            In the chapter fourteen of “Law, Legislation and Liberty”, published in 1979, F. A. Hayek cited three causes of the progressive centralization of government powers: the main one was the danger of war; the second one was the necessity of dealing with the effects of natural disasters; and, finally, the third one was the assurance of a certain minimum income as a compensation for the dissolution of the personal ties of the small communities, which formerly cared of the persons who could not earn their living in the market, brought about by the extended society.

            Today, in 2015, it is interesting to question whether the inverse statement holds true: the dissipation of the danger of war, the international cooperation in case of natural disasters, and the financial aid to countries by supra-national entities contribute to decentralize the government powers. We are thinking of the referenda that are held among the members of the European Union concerning the independence of some of their regions: the United Kingdom and the Kingdom of Spain, for example.

            The avoidance of war is the main objective of every supranational union and the humanitarian aid is now a moral duty of every country despite its affiliation to any international organization. The novelty that could imply a turn of events is the legal duty from the interstate union to provide its members with financial assistance. Normally, the financial aid to a country is based on the interest in preventing the dramatic social consequences of an economic collapse, i.e.: the third cause mentioned by Hayek of the process of progressive centralization of government powers.

            If the financial help to its members becomes a legal duty of the interstate union, then it will be more alluring for a region to leave the country it belongs to and switch to the direct assistance of the interstate union. Moreover, it will be easier for the interstate union to help a small region than it would be for a single member. In the case of The European Union, that is why we consider that the decisions to be made on the economic struggles of Greece will boost or diminish the process of fragmentation experienced by some of its members.

Monday, 16 March 2015

Law and Politics

The theory of spontaneous orders is a byproduct of Hayek's attempt to lay the foundations for his proposal to separate law from politics. The political is related to conflicts that are open to escalation, while the conflicts of the law are meant to be solved by the verdict of the judiciary courts. The former works with the logic of positive feedback systems and the latter is the very example of a negative one. That is why Hayek imagined two different legislative chambers to deal with political issues and to enact general laws. Politics is about expediency and law is based on abstract principles.

Nevertheless, what had once been conceived by Hayek as a tool to justify his project of a constitutional reform, gained a life of its own. Nowadays we can find several works that concerns Hayek's notion of spontaneous orders, but which disregards his proposal on institutional reform. This is not bad at all. After all, the theory of spontaneous orders shows the necessity of keeping separated law from politics. So, the more we develop the spontaneous orders theory, the closer we will be to achieve Hayek's constitutional program.
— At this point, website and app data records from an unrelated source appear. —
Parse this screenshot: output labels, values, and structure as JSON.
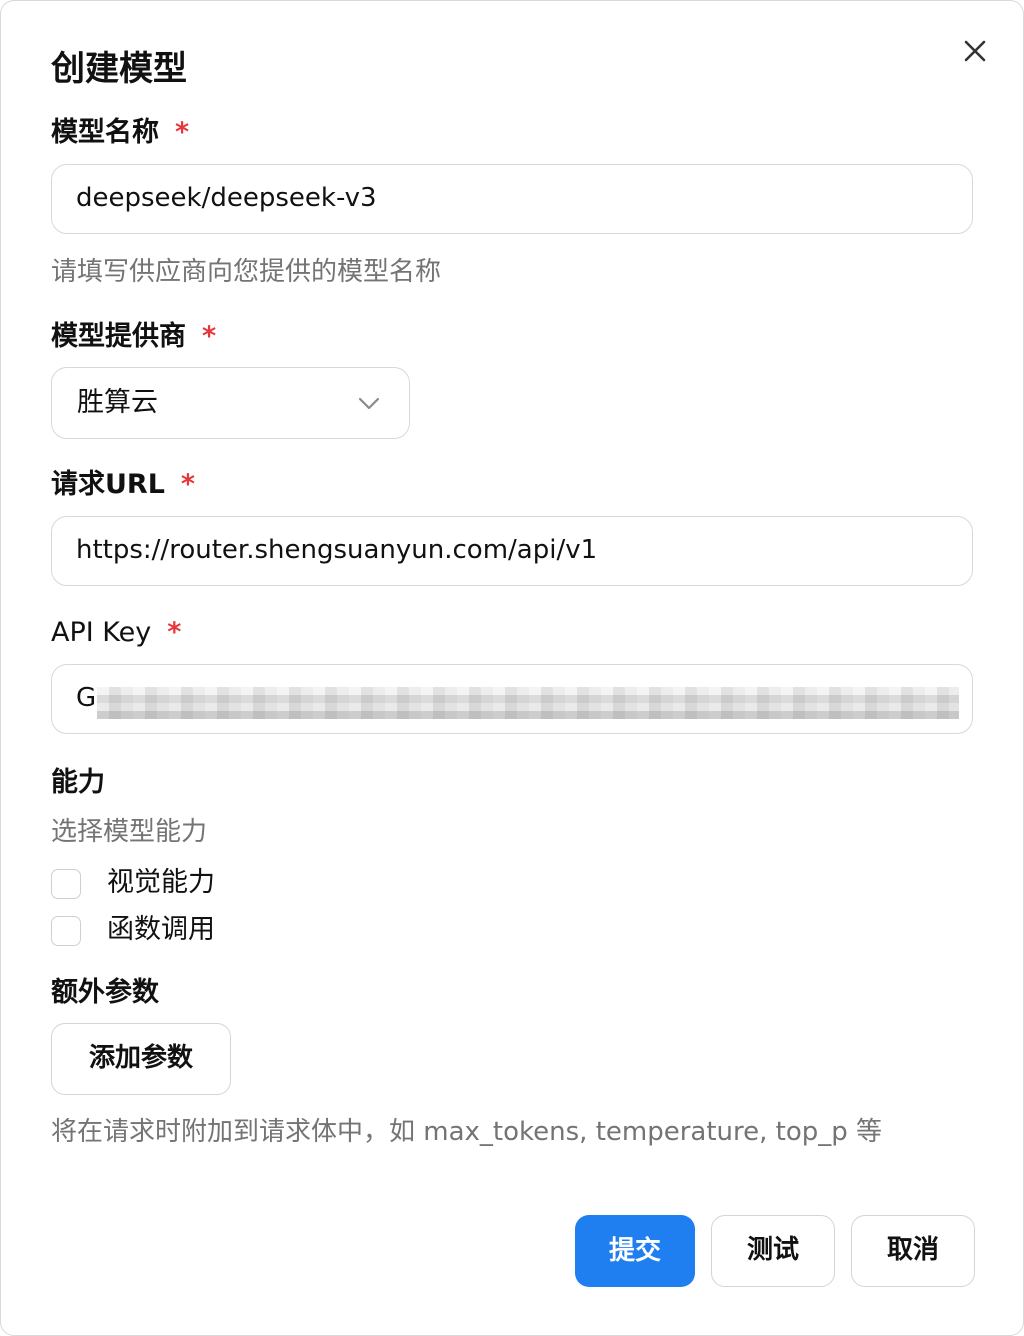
{
  "dialog": {
    "title": "创建模型",
    "close_icon": "close-icon"
  },
  "model_name": {
    "label": "模型名称",
    "required_mark": "*",
    "value": "deepseek/deepseek-v3",
    "hint": "请填写供应商向您提供的模型名称"
  },
  "provider": {
    "label": "模型提供商",
    "required_mark": "*",
    "selected": "胜算云",
    "icon": "chevron-down-icon"
  },
  "request_url": {
    "label": "请求URL",
    "required_mark": "*",
    "value": "https://router.shengsuanyun.com/api/v1"
  },
  "api_key": {
    "label": "API Key",
    "required_mark": "*",
    "visible_prefix": "G"
  },
  "capabilities": {
    "label": "能力",
    "hint": "选择模型能力",
    "options": [
      {
        "label": "视觉能力",
        "checked": false
      },
      {
        "label": "函数调用",
        "checked": false
      }
    ]
  },
  "extra_params": {
    "label": "额外参数",
    "add_button": "添加参数",
    "hint": "将在请求时附加到请求体中，如 max_tokens, temperature, top_p 等"
  },
  "footer": {
    "submit": "提交",
    "test": "测试",
    "cancel": "取消",
    "primary_color": "#1f7ff0"
  }
}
Notwithstanding the importance of the study of the complex phenomena, all Hayek's enterprise would be lost if we neglected the mission of building a division between politics and law. This topic has generally been worked by authors that intended to erase norms from politics, like Carl Schmitt, but Hayek remains to this day to be the main author to seek to prevent law from being captured by the political logic of solving disputes on an expediency basis. Perhaps we need more papers on law and politics. Those works will be "Hayekian" as long as they state the independence of law from politics, regarding the former as a negative feedback system which provides solutions based on principles to conflicts related to the interaction of different spheres of individual autonomy. In fact, this is the core of the spontaneous order notion: a normative system which does not depend on any political will to work and evolve.